To obtain the actinic flux at this time at any wavelength, one takes the fluxes in Table 3.7 listed under 78°; thus the flux in the 400- to 405-nm wavelength interval at 10 a.m. at 50°N latitude is 0.48 X 1015 photons cm-2 s-1.

For other latitudes, dates, and times, the solar zenith angle can be calculated as described by Madronich (1993) and summarized earlier.

Afternoon values of 9 are not given in Table 3.9 as the data are symmetrical about noon. Thus at a time of 2 p.m. at 50°N latitude, the flux would be the same as calculated for 10 a.m.

Figure 3.22 shows the solar angle 9 as a function of true solar time for several latitudes and different times of the year. As expected, only for the lower latitudes at the summer solstice does the solar zenith angle approach 0° at noon. For a latitude of 50°N even at the summer solstice, 9 is 27°.

Figure 3.23 shows the diurnal variation of the solar zenith angle as a function of season for Los Angeles, which is located at a latitude of 34.1°N. Clearly, the peak solar zenith angle varies dramatically with season.

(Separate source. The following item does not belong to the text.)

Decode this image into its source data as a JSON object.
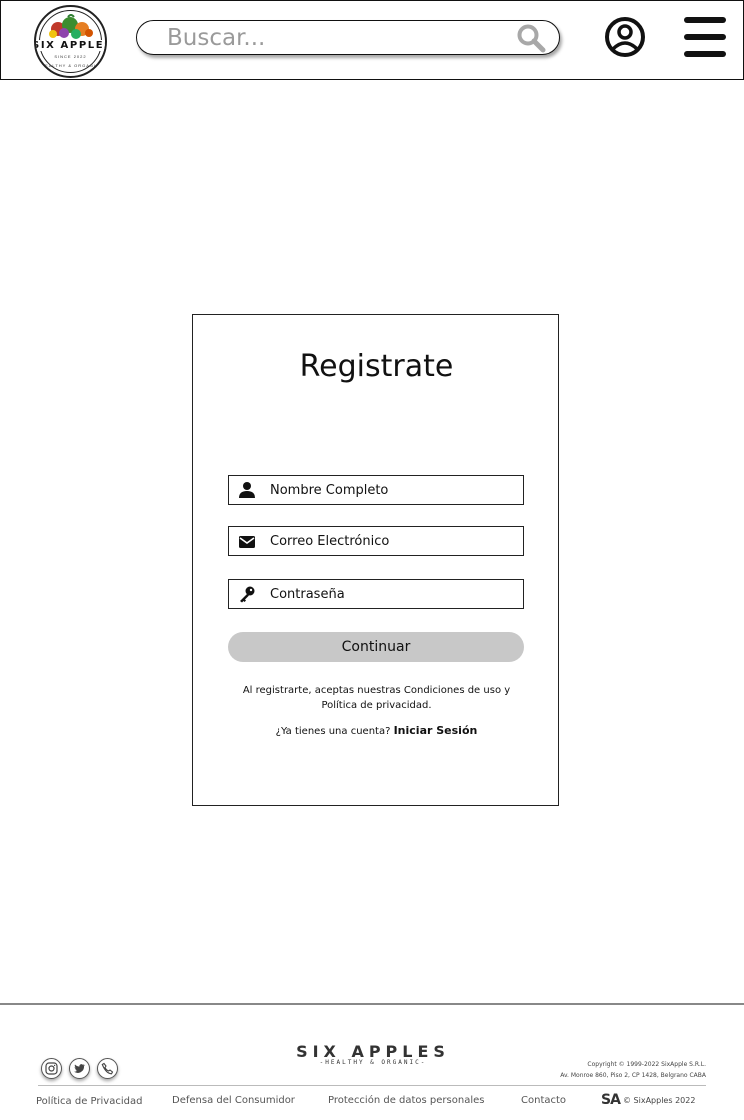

These differences in light intensity, and in its diurnal variation at different latitudes and seasons, are critical because they alter the atmospheric chemistry at various geographical locations due to the fact that photochemistry is the major source of the free radicals such as OH that drive the chemistry.

d. Effect of Surface Elevation on F( k)

The variation in the actinic flux with surface elevation is important because some of the world's major cities are located substantially above sea level. For example, Mexico City and Denver, Colorado, are at elevations of 2.2 and f .6 km, respectively.

Table 3.10 shows the calculated percentage increase in the actinic flux at the earth's surface for an elevation of f.5 km and atmospheric pressure of 0.84 atm (corresponding approximately to Denver) as a function of zenith angle for four wavelength intervals. In this calculation, it was assumed that the vertical 03 and particle

TABLE 3.7 Actinic Flux Values F(\) at the Earth's Surface as a Function of Wavelength Interval and Solar Zenith Angle within Specific Wavelength Intervals for Best Estimate Surface Albedo Calculated by Madronich (1998)"

Wavelength _

interval (nm) Exponent6 0 10 20